India's democracy is often characterised as 'raucous and noisy', but how can it be otherwise in diverse, pluralistic society. Yet both Indian citizens and outside investors tend to miss out on what this means. Here, if Yaswant Sinha forecasts a 6.5% GDP growth, there are half a dozen independent agencies who can say 'We disagree' without fear pf being persecuted of being tax evasion (or sex offences, for that matter!). If the Chinese leadership continues to harp on the mantra of 8% GDP growth even if it flies in the face of it's own energy consumption statistics, who's to provide the voice of dissent? More important, who will give the bosses the bad news - that their village, city or province has not met its growth targets. To those who think this far-fetched we refer again to history.The massive Chinese famines of 1958-61 killed close to 30 million people. The famine lasted three years because the local party officials could not or did not give Peking (as it was then) the bad news. Of course, there are no pressure from the opposition parties or the free press because neither existed.

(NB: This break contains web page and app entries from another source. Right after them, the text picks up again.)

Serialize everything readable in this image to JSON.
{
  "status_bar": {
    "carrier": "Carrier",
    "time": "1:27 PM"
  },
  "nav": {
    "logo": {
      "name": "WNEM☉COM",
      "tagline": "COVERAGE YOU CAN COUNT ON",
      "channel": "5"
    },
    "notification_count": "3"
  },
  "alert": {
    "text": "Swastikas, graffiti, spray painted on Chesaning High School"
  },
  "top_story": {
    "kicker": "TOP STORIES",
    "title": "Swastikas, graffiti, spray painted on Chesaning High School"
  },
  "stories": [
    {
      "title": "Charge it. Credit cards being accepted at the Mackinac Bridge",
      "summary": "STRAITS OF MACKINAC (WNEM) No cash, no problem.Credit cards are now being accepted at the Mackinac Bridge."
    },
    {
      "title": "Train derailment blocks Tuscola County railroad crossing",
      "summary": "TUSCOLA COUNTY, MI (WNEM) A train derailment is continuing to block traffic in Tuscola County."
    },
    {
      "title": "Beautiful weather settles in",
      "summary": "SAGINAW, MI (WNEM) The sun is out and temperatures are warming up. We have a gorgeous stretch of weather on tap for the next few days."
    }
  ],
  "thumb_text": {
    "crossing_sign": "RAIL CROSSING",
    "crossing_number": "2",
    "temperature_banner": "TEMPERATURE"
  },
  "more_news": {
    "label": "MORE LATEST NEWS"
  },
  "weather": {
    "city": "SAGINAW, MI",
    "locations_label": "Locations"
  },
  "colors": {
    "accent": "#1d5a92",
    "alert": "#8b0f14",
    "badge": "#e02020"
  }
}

Financial market players may not be interested in famine prevention. But let's look at issues like privatisation. In Russia, in spite of a paper democracy, most state assets were sold off for a song after closed door negotiations. This was one of the main reasons for global dumping of commodities from aluminium to oil, bankruptcy of the treasury, fall in tax revenues etc. In India, this would be impossible due to checks and balances in the system. This is not to say that the Indian way is the best, or perfect, or even close. The point is we have too little appreciation of what we have: a vibrant democracy, a non-partisan judiciary, checks and balances of a free press, good accounting standards, reasonable banking regulation, quality technical/management education, excellent stock market trading systems... All these translate into lower risks for financial markets.How many emerging economies can boast of a half century track record where there has been no change in government without an election or due parliamentary process, no default on debts or breach of any international treaty.What this has meant in financial markets is that investors have not had to contend with the roller-coaster ride of most emerging markets. All that we need now is some more atma-viswas.

I liked this piece very much. While reading please remember this was written 10 years ago and hope you like it too.